There’s still no word on what’s going on with Hill’s other book, Heart-Shaped Box, which last had Neil Jordan attached as writer and director for Warner Bros. Maybe if Horns finds an audience, that film will finally be able to see the light of day as well.
Here’s the full plot synopsis of Horns:
At first Ig thought the horns were a hallucination, the product of a mind damaged by rage and grief. He had spent the last year in a lonely, private purgatory, following the death of his beloved, Merrin Williams, who was raped and murdered under inexplicable circumstances. A mental breakdown would have been the most natural thing in the world. But there was nothing natural about the horns, which were all too real.
Once the righteous Ig had enjoyed the life of the blessed: born into privilege, the second son of a renowned musician and younger brother of a rising late-night TV star, he had security, wealth, and a place in his community. Ig had it all, and more—he had Merrin and a love founded on shared daydreams, mutual daring, and unlikely midsummer magic.
But Merrin’s death damned all that. The only suspect in the crime, Ig was never charged or tried. And he was never cleared. In the court of public opinion in Gideon, New Hampshire, Ig is and always will be guilty because his rich and connected parents pulled strings to make the investigation go away. Nothing Ig can do, nothing he can say, matters. Everyone, it seems, including God, has abandoned him. Everyone, that is, but the devil inside…
Now Ig is possessed of a terrible new power to go with his terrible new look—a macabre talent he intends to use to find the monster who killed Merrin and destroyed his life.
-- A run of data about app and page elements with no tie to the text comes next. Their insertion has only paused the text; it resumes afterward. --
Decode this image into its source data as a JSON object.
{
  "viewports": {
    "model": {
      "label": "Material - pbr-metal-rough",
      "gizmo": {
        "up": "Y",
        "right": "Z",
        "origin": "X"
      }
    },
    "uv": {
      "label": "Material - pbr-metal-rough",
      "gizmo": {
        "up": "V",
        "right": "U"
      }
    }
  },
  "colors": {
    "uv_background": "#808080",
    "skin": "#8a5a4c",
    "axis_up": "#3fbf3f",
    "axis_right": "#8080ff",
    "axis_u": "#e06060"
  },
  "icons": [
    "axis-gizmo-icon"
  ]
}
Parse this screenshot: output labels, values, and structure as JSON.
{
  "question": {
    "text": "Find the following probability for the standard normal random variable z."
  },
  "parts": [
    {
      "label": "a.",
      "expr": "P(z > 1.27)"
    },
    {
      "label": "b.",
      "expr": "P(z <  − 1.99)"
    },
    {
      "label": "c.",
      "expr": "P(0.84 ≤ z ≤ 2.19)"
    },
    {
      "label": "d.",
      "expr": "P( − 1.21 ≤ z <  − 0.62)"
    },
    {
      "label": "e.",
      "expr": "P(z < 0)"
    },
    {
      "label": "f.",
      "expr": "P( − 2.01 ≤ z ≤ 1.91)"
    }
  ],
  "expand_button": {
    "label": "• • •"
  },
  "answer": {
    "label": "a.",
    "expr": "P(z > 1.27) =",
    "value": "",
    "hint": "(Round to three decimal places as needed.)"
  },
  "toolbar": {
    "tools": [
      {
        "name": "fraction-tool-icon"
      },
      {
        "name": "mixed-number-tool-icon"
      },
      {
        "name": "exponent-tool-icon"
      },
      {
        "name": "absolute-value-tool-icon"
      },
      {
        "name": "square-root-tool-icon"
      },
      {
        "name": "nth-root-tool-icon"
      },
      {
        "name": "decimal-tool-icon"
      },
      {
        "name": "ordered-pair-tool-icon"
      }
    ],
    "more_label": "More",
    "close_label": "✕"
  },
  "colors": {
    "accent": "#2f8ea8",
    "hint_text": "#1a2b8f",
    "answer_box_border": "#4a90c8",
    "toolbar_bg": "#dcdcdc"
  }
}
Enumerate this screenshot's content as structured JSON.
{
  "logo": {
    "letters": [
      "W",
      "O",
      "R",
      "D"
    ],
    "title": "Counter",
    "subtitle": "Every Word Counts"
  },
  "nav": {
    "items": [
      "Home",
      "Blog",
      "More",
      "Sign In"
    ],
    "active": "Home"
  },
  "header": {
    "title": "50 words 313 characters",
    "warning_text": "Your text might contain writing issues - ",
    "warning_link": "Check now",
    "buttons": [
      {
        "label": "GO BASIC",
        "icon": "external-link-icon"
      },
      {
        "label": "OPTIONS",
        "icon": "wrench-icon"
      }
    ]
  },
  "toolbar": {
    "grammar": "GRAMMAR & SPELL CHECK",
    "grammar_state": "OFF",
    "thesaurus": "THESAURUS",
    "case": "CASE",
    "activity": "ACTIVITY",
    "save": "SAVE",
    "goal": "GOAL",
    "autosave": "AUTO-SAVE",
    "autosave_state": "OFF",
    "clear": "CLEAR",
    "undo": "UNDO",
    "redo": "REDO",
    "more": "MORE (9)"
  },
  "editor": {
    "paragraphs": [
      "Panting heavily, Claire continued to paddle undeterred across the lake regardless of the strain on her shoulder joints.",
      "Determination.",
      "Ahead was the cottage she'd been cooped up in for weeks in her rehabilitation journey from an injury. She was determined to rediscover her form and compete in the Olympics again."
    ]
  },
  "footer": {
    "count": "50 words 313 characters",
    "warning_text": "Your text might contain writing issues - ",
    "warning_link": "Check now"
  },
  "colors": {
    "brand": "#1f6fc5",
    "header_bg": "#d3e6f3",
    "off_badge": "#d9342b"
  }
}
Being good and praying for the best got him nowhere. It’s time for a little revenge… It’s time the devil had his due…